Progressives shrugged, assuming SB 192 would meet the usual fate of Sen. Cegavske’s bills in a Legislature controlled by Democrats and die a quiet death. Yet by the first house passage deadline, somehow the religious freedom bill had become a bargaining chip for the “higher policy goal” of marriage equality, leaving many wondering how taking away rights from one group of citizens to give rights to another group of citizens could ever be envisioned as a fair “trade.”
The issue comes down to two polarizing viewpoints: those who believe a pharmacist with moral qualms about filling certain prescriptions should be able to deny women he doesn’t deem worthy and those who feel a pharmacist must fill a legal prescription, regardless of personal religious views.
The American Medical Association has denounced “right to deny” medical care bills because “refusals endanger patients’ lives and health and can have irreversible consequences.” Indeed, many cases have been documented around the country of women in emergency situations who have been near death from a miscarriage or other condition and encountered a doctor or hospital refusing to provide a life-saving abortion. SB 192 would give these medical professionals extra legal protections in case a woman died in that circumstance.
On April 22, the bill cleared the Senate on a 14-7 vote, with just a handful of Democrats voting against the right-wing attack on reproductive rights, including four who originally signed on as cosponsors. Later that evening, the marriage equality amendment also passed the Senate, 12-9, trade completed, moving Nevada forward towards equality on one front while taking a giant step backward in terms of protecting women’s rights.
Progressives should ask Sens. Brower, Cegavske, Denis, Goicoechea, Gustavson, Hammond, Hardy, Hutchison, Jones, Kieckhefer, Kihuen, Roberson, Segerblom, and Settlemeyer—all men except for Cegavske—why they voted to allow a medical provider’s religious beliefs to interfere with reproductive health care rights.

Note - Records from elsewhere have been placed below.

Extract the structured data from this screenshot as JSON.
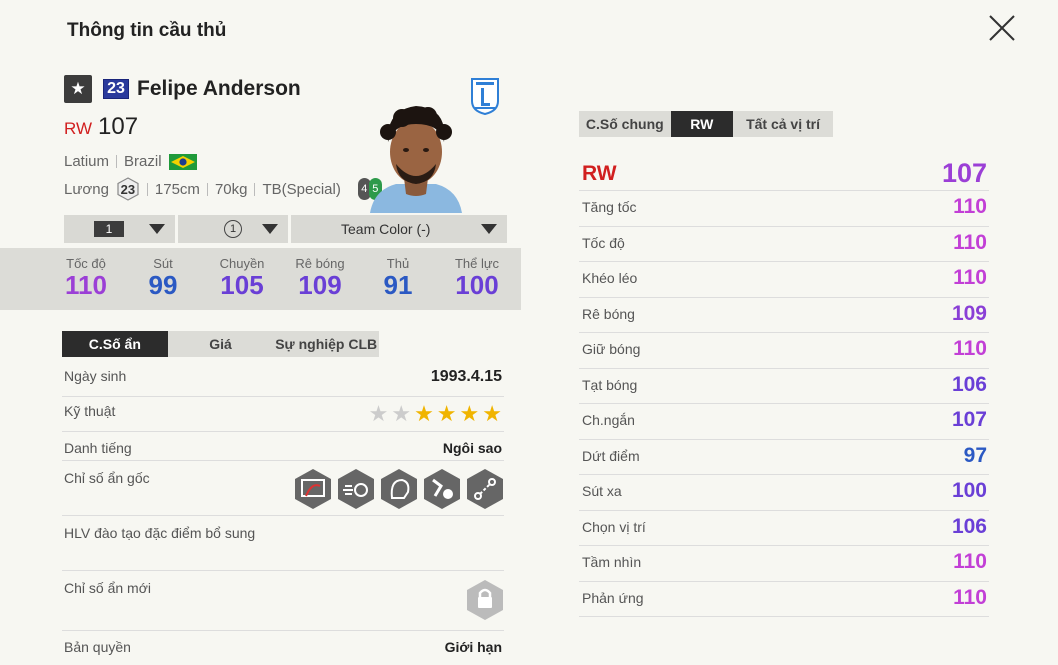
{
  "header": {
    "title": "Thông tin cầu thủ"
  },
  "player": {
    "badge_number": "23",
    "name": "Felipe Anderson",
    "position": "RW",
    "overall": "107",
    "club": "Latium",
    "nation": "Brazil",
    "salary_label": "Lương",
    "salary": "23",
    "height": "175cm",
    "weight": "70kg",
    "body_type": "TB(Special)",
    "weak_foot_left": "4",
    "weak_foot_right": "5"
  },
  "selectors": {
    "level": "1",
    "training": "1",
    "team_color": "Team Color (-)"
  },
  "summary_stats": [
    {
      "label": "Tốc độ",
      "value": "110",
      "color": "#9b3fd6"
    },
    {
      "label": "Sút",
      "value": "99",
      "color": "#2b59c3"
    },
    {
      "label": "Chuyền",
      "value": "105",
      "color": "#6a3fd6"
    },
    {
      "label": "Rê bóng",
      "value": "109",
      "color": "#6a3fd6"
    },
    {
      "label": "Thủ",
      "value": "91",
      "color": "#2b59c3"
    },
    {
      "label": "Thể lực",
      "value": "100",
      "color": "#6a3fd6"
    }
  ],
  "left_tabs": [
    "C.Số ẩn",
    "Giá",
    "Sự nghiệp CLB"
  ],
  "info": {
    "birth_label": "Ngày sinh",
    "birth": "1993.4.15",
    "skill_label": "Kỹ thuật",
    "skill_stars": 4,
    "skill_max": 6,
    "fame_label": "Danh tiếng",
    "fame": "Ngôi sao",
    "hidden_label": "Chỉ số ẩn gốc",
    "coach_label": "HLV đào tạo đặc điểm bổ sung",
    "new_hidden_label": "Chỉ số ẩn mới",
    "copyright_label": "Bản quyền",
    "copyright": "Giới hạn"
  },
  "right_tabs": [
    "C.Số chung",
    "RW",
    "Tất cả vị trí"
  ],
  "position_rating": {
    "label": "RW",
    "value": "107"
  },
  "attributes": [
    {
      "label": "Tăng tốc",
      "value": "110",
      "color": "#c23fd6"
    },
    {
      "label": "Tốc độ",
      "value": "110",
      "color": "#c23fd6"
    },
    {
      "label": "Khéo léo",
      "value": "110",
      "color": "#c23fd6"
    },
    {
      "label": "Rê bóng",
      "value": "109",
      "color": "#8a3fd6"
    },
    {
      "label": "Giữ bóng",
      "value": "110",
      "color": "#c23fd6"
    },
    {
      "label": "Tạt bóng",
      "value": "106",
      "color": "#6a3fd6"
    },
    {
      "label": "Ch.ngắn",
      "value": "107",
      "color": "#6a3fd6"
    },
    {
      "label": "Dứt điểm",
      "value": "97",
      "color": "#2b59c3"
    },
    {
      "label": "Sút xa",
      "value": "100",
      "color": "#6a3fd6"
    },
    {
      "label": "Chọn vị trí",
      "value": "106",
      "color": "#6a3fd6"
    },
    {
      "label": "Tầm nhìn",
      "value": "110",
      "color": "#c23fd6"
    },
    {
      "label": "Phản ứng",
      "value": "110",
      "color": "#c23fd6"
    }
  ]
}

And Nevada women: Don’t take your rights for granted. When there’s a “higher policy goal,” they can be quickly traded away.